Print the data below again in full, exactly as it stands, with no images.

::: Extracted material

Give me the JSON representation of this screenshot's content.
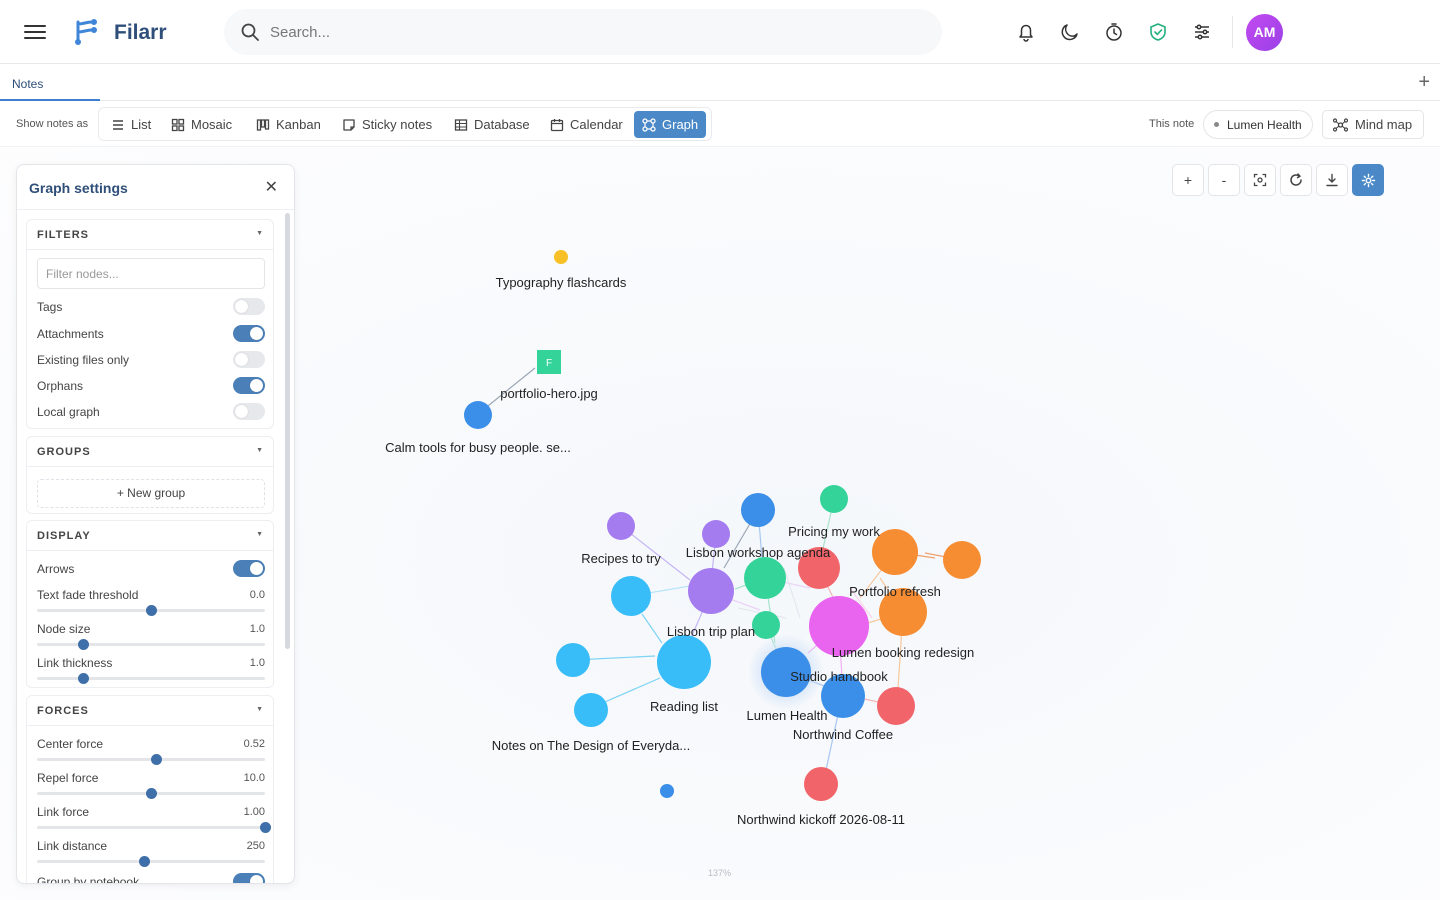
{
  "app": {
    "brand": "Filarr",
    "avatar_initials": "AM",
    "accent": "#4a88c7",
    "avatar_color": "#b045ec"
  },
  "search": {
    "placeholder": "Search..."
  },
  "topbar_icons": [
    "bell-icon",
    "moon-icon",
    "timer-icon",
    "shield-check-icon",
    "sliders-icon"
  ],
  "tabs": [
    {
      "label": "Notes",
      "active": true
    }
  ],
  "viewbar": {
    "show_label": "Show notes as",
    "views": [
      {
        "id": "list",
        "label": "List",
        "icon": "list-icon",
        "active": false
      },
      {
        "id": "mosaic",
        "label": "Mosaic",
        "icon": "mosaic-icon",
        "active": false
      },
      {
        "id": "kanban",
        "label": "Kanban",
        "icon": "kanban-icon",
        "active": false
      },
      {
        "id": "sticky",
        "label": "Sticky notes",
        "icon": "sticky-note-icon",
        "active": false
      },
      {
        "id": "database",
        "label": "Database",
        "icon": "database-icon",
        "active": false
      },
      {
        "id": "calendar",
        "label": "Calendar",
        "icon": "calendar-icon",
        "active": false
      },
      {
        "id": "graph",
        "label": "Graph",
        "icon": "graph-icon",
        "active": true
      }
    ],
    "this_note_label": "This note",
    "this_note_value": "Lumen Health",
    "mindmap_label": "Mind map"
  },
  "graph_controls": [
    {
      "id": "zoom-in",
      "label": "+"
    },
    {
      "id": "zoom-out",
      "label": "-"
    },
    {
      "id": "fit",
      "label": ""
    },
    {
      "id": "reset",
      "label": ""
    },
    {
      "id": "download",
      "label": ""
    },
    {
      "id": "settings",
      "label": ""
    }
  ],
  "graph": {
    "zoom_label": "137%",
    "nodes": [
      {
        "id": "typo",
        "label": "Typography flashcards",
        "color": "#f6c026",
        "size": "small"
      },
      {
        "id": "portfolio_img",
        "label": "portfolio-hero.jpg",
        "color": "#34d399",
        "kind": "file",
        "badge": "F"
      },
      {
        "id": "calm",
        "label": "Calm tools for busy people. se...",
        "color": "#3b8fe8",
        "size": "medium"
      },
      {
        "id": "recipes",
        "label": "Recipes to try",
        "color": "#a57cf0",
        "size": "medium"
      },
      {
        "id": "lisbon_ws",
        "label": "Lisbon workshop agenda",
        "color": "#a57cf0",
        "size": "medium"
      },
      {
        "id": "pricing",
        "label": "Pricing my work",
        "color": "#34d399",
        "size": "medium"
      },
      {
        "id": "portfolio_refresh",
        "label": "Portfolio refresh",
        "color": "#f68d33",
        "size": "large"
      },
      {
        "id": "lisbon_trip",
        "label": "Lisbon trip plan",
        "color": "#a57cf0",
        "size": "large"
      },
      {
        "id": "lumen_booking",
        "label": "Lumen booking redesign",
        "color": "#e964ef",
        "size": "large"
      },
      {
        "id": "studio",
        "label": "Studio handbook",
        "color": "#3b8fe8",
        "size": "large"
      },
      {
        "id": "lumen_health",
        "label": "Lumen Health",
        "color": "#3b8fe8",
        "size": "large"
      },
      {
        "id": "reading",
        "label": "Reading list",
        "color": "#38bdf8",
        "size": "large"
      },
      {
        "id": "northwind",
        "label": "Northwind Coffee",
        "color": "#f0646a",
        "size": "medium"
      },
      {
        "id": "design_notes",
        "label": "Notes on The Design of Everyda...",
        "color": "#38bdf8",
        "size": "medium"
      },
      {
        "id": "kickoff",
        "label": "Northwind kickoff 2026-08-11",
        "color": "#f0646a",
        "size": "medium"
      }
    ]
  },
  "settings": {
    "title": "Graph settings",
    "filters": {
      "title": "FILTERS",
      "placeholder": "Filter nodes...",
      "toggles": [
        {
          "label": "Tags",
          "on": false
        },
        {
          "label": "Attachments",
          "on": true
        },
        {
          "label": "Existing files only",
          "on": false
        },
        {
          "label": "Orphans",
          "on": true
        },
        {
          "label": "Local graph",
          "on": false
        }
      ]
    },
    "groups": {
      "title": "GROUPS",
      "new_group": "+ New group"
    },
    "display": {
      "title": "DISPLAY",
      "arrows": {
        "label": "Arrows",
        "on": true
      },
      "sliders": [
        {
          "label": "Text fade threshold",
          "value": "0.0",
          "fraction": 0.5
        },
        {
          "label": "Node size",
          "value": "1.0",
          "fraction": 0.2
        },
        {
          "label": "Link thickness",
          "value": "1.0",
          "fraction": 0.2
        }
      ]
    },
    "forces": {
      "title": "FORCES",
      "sliders": [
        {
          "label": "Center force",
          "value": "0.52",
          "fraction": 0.52
        },
        {
          "label": "Repel force",
          "value": "10.0",
          "fraction": 0.5
        },
        {
          "label": "Link force",
          "value": "1.00",
          "fraction": 1.0
        },
        {
          "label": "Link distance",
          "value": "250",
          "fraction": 0.47
        }
      ],
      "group_by_notebook": {
        "label": "Group by notebook",
        "on": true
      }
    }
  }
}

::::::

Response to this exercise:
Give me the JSON representation of this screenshot's content.
{
  "app": {
    "brand": "Filarr",
    "avatar_initials": "AM",
    "accent": "#4a88c7",
    "avatar_color": "#b045ec"
  },
  "search": {
    "placeholder": "Search..."
  },
  "topbar_icons": [
    "bell-icon",
    "moon-icon",
    "timer-icon",
    "shield-check-icon",
    "sliders-icon"
  ],
  "tabs": [
    {
      "label": "Notes",
      "active": true
    }
  ],
  "viewbar": {
    "show_label": "Show notes as",
    "views": [
      {
        "id": "list",
        "label": "List",
        "icon": "list-icon",
        "active": false
      },
      {
        "id": "mosaic",
        "label": "Mosaic",
        "icon": "mosaic-icon",
        "active": false
      },
      {
        "id": "kanban",
        "label": "Kanban",
        "icon": "kanban-icon",
        "active": false
      },
      {
        "id": "sticky",
        "label": "Sticky notes",
        "icon": "sticky-note-icon",
        "active": false
      },
      {
        "id": "database",
        "label": "Database",
        "icon": "database-icon",
        "active": false
      },
      {
        "id": "calendar",
        "label": "Calendar",
        "icon": "calendar-icon",
        "active": false
      },
      {
        "id": "graph",
        "label": "Graph",
        "icon": "graph-icon",
        "active": true
      }
    ],
    "this_note_label": "This note",
    "this_note_value": "Lumen Health",
    "mindmap_label": "Mind map"
  },
  "graph_controls": [
    {
      "id": "zoom-in",
      "label": "+"
    },
    {
      "id": "zoom-out",
      "label": "-"
    },
    {
      "id": "fit",
      "label": ""
    },
    {
      "id": "reset",
      "label": ""
    },
    {
      "id": "download",
      "label": ""
    },
    {
      "id": "settings",
      "label": ""
    }
  ],
  "graph": {
    "zoom_label": "137%",
    "nodes": [
      {
        "id": "typo",
        "label": "Typography flashcards",
        "color": "#f6c026",
        "size": "small"
      },
      {
        "id": "portfolio_img",
        "label": "portfolio-hero.jpg",
        "color": "#34d399",
        "kind": "file",
        "badge": "F"
      },
      {
        "id": "calm",
        "label": "Calm tools for busy people. se...",
        "color": "#3b8fe8",
        "size": "medium"
      },
      {
        "id": "recipes",
        "label": "Recipes to try",
        "color": "#a57cf0",
        "size": "medium"
      },
      {
        "id": "lisbon_ws",
        "label": "Lisbon workshop agenda",
        "color": "#a57cf0",
        "size": "medium"
      },
      {
        "id": "pricing",
        "label": "Pricing my work",
        "color": "#34d399",
        "size": "medium"
      },
      {
        "id": "portfolio_refresh",
        "label": "Portfolio refresh",
        "color": "#f68d33",
        "size": "large"
      },
      {
        "id": "lisbon_trip",
        "label": "Lisbon trip plan",
        "color": "#a57cf0",
        "size": "large"
      },
      {
        "id": "lumen_booking",
        "label": "Lumen booking redesign",
        "color": "#e964ef",
        "size": "large"
      },
      {
        "id": "studio",
        "label": "Studio handbook",
        "color": "#3b8fe8",
        "size": "large"
      },
      {
        "id": "lumen_health",
        "label": "Lumen Health",
        "color": "#3b8fe8",
        "size": "large"
      },
      {
        "id": "reading",
        "label": "Reading list",
        "color": "#38bdf8",
        "size": "large"
      },
      {
        "id": "northwind",
        "label": "Northwind Coffee",
        "color": "#f0646a",
        "size": "medium"
      },
      {
        "id": "design_notes",
        "label": "Notes on The Design of Everyda...",
        "color": "#38bdf8",
        "size": "medium"
      },
      {
        "id": "kickoff",
        "label": "Northwind kickoff 2026-08-11",
        "color": "#f0646a",
        "size": "medium"
      }
    ]
  },
  "settings": {
    "title": "Graph settings",
    "filters": {
      "title": "FILTERS",
      "placeholder": "Filter nodes...",
      "toggles": [
        {
          "label": "Tags",
          "on": false
        },
        {
          "label": "Attachments",
          "on": true
        },
        {
          "label": "Existing files only",
          "on": false
        },
        {
          "label": "Orphans",
          "on": true
        },
        {
          "label": "Local graph",
          "on": false
        }
      ]
    },
    "groups": {
      "title": "GROUPS",
      "new_group": "+ New group"
    },
    "display": {
      "title": "DISPLAY",
      "arrows": {
        "label": "Arrows",
        "on": true
      },
      "sliders": [
        {
          "label": "Text fade threshold",
          "value": "0.0",
          "fraction": 0.5
        },
        {
          "label": "Node size",
          "value": "1.0",
          "fraction": 0.2
        },
        {
          "label": "Link thickness",
          "value": "1.0",
          "fraction": 0.2
        }
      ]
    },
    "forces": {
      "title": "FORCES",
      "sliders": [
        {
          "label": "Center force",
          "value": "0.52",
          "fraction": 0.52
        },
        {
          "label": "Repel force",
          "value": "10.0",
          "fraction": 0.5
        },
        {
          "label": "Link force",
          "value": "1.00",
          "fraction": 1.0
        },
        {
          "label": "Link distance",
          "value": "250",
          "fraction": 0.47
        }
      ],
      "group_by_notebook": {
        "label": "Group by notebook",
        "on": true
      }
    }
  }
}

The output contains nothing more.